| WORK REQUEST |
Word for word, restate each of the entries below, and drop every picture.

Stored dataset items:
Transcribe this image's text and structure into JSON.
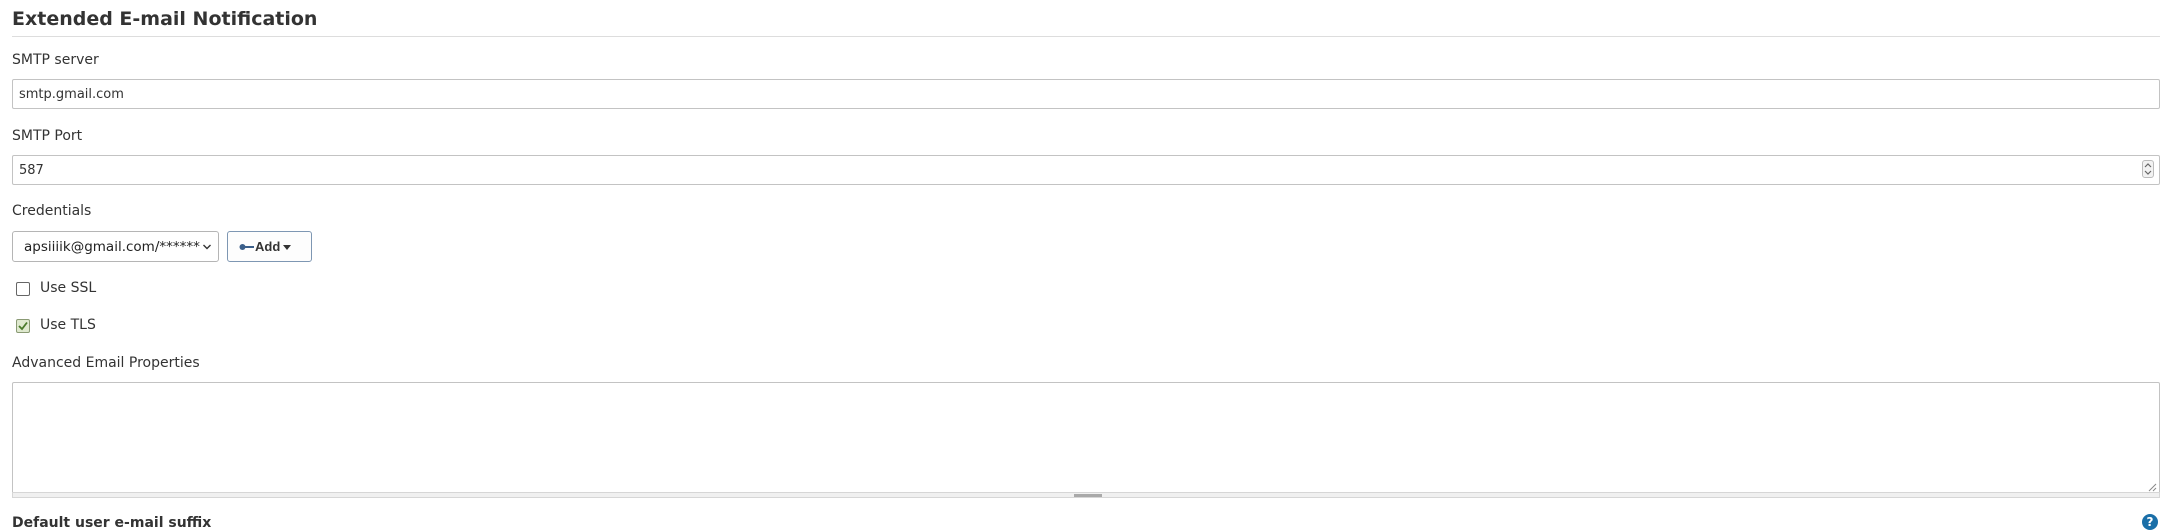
{
  "section": {
    "title": "Extended E-mail Notification"
  },
  "smtp_server": {
    "label": "SMTP server",
    "value": "smtp.gmail.com"
  },
  "smtp_port": {
    "label": "SMTP Port",
    "value": "587"
  },
  "credentials": {
    "label": "Credentials",
    "selected": "apsiiiik@gmail.com/******",
    "add_label": "Add"
  },
  "use_ssl": {
    "label": "Use SSL",
    "checked": false
  },
  "use_tls": {
    "label": "Use TLS",
    "checked": true
  },
  "advanced_props": {
    "label": "Advanced Email Properties",
    "value": ""
  },
  "default_suffix": {
    "label": "Default user e-mail suffix"
  },
  "icons": {
    "key": "key-icon",
    "caret": "caret-down-icon",
    "check": "checkmark-icon",
    "help": "help-icon"
  },
  "colors": {
    "check_green": "#4a7a2a",
    "help_blue": "#1a6fa8"
  }
}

| ANSWER SECTION |
Transcribe this image's text and structure into JSON.
{
  "section": {
    "title": "Extended E-mail Notification"
  },
  "smtp_server": {
    "label": "SMTP server",
    "value": "smtp.gmail.com"
  },
  "smtp_port": {
    "label": "SMTP Port",
    "value": "587"
  },
  "credentials": {
    "label": "Credentials",
    "selected": "apsiiiik@gmail.com/******",
    "add_label": "Add"
  },
  "use_ssl": {
    "label": "Use SSL",
    "checked": false
  },
  "use_tls": {
    "label": "Use TLS",
    "checked": true
  },
  "advanced_props": {
    "label": "Advanced Email Properties",
    "value": ""
  },
  "default_suffix": {
    "label": "Default user e-mail suffix"
  },
  "icons": {
    "key": "key-icon",
    "caret": "caret-down-icon",
    "check": "checkmark-icon",
    "help": "help-icon"
  },
  "colors": {
    "check_green": "#4a7a2a",
    "help_blue": "#1a6fa8"
  }
}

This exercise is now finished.